In this tab, the critical temperatures and voltages can be monitored along with setting up fan control parameters to control the heat buildup in the system components.
Motherboard Intelligent Tweaker:
This section is where the enthusiast will spend the majority of his time as it contains all of the system overclocking options. Processor and memory speeds, voltages, memory subtimings and more are available. The memory timings are accessed by inputting the the command Ctrl+F1 at the main BIOS screen. These settings stay hidden unless the command is used to bring them up. I guess keeping them hidden is a good things when the P31-DS3L is in a novice's hands.
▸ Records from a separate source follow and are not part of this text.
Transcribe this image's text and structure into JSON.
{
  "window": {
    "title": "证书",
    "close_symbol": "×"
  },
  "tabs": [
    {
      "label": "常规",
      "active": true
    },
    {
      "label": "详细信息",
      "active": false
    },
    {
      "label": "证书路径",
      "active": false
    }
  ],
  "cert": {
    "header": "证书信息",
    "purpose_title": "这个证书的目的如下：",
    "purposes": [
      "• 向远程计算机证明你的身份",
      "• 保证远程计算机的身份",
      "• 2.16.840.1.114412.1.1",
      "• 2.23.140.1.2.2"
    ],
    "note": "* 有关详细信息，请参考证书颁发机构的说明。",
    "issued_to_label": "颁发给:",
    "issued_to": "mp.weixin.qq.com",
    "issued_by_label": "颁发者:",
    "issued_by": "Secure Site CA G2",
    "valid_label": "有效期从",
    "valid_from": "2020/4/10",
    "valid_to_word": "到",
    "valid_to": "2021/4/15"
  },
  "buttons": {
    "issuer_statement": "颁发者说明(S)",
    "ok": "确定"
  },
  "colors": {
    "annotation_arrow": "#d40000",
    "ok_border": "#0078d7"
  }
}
The P31-DS3L is equipped quite well for life as either an overclocking board or just the average Joe desktop system. The M.I.T. section of the BIOS is where the performance of this board can be increased dramatically. The CPU host frequency, or FSB, can be adjusted up to 700MHz giving enough overclocking headroom for even the most adventurous of us. PCI-E frequency can be taken from 100 to 150 MHz.
C.I.A.2 allows the novice to use preset overclocking options to dynamically adjust system performance to meet the computing needs of the user. The memory multipliers are preset and dependent on the FSB of the processor that is installed. High speed DRAM DLL provides two preset memory timing configurations to try before manually setting the timings.
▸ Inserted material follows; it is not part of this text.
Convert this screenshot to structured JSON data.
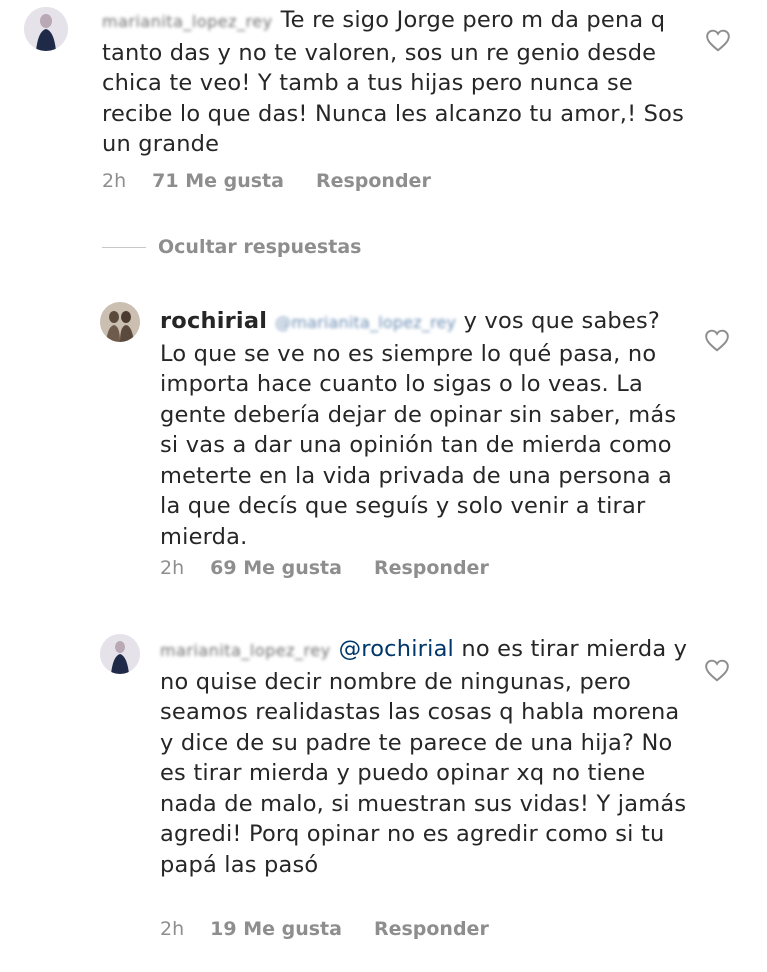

The available voltage options on the GA-P31-DS3L are good enough to allow the enthusiast enough adjustability to make the most of his hardware. One thing I did not like about the voltage options was how the increase amount was set in the BIOS. Instead of allowing the user to see the actual voltage that the increase causes, Gigabyte has chosen to just show the amount of the increase. It leaves the user searching for the defaults. The system voltages can be set automatically or manually, with manual being the preferred method for the enthusiast. With that out of the way, 2.00 volts is available for the CPU core, more than enough to get the results you are after.
System Memory voltage is adjustable up to .7 volts above JEDEC spec of 1.8 volts for DDR2 memory, or a max of 2.5 vdimm. This should allow all but the most hardcore enthusiasts enough adjustability. The rest of the voltage options allow enough flexibility to gain significant performance from your hardware.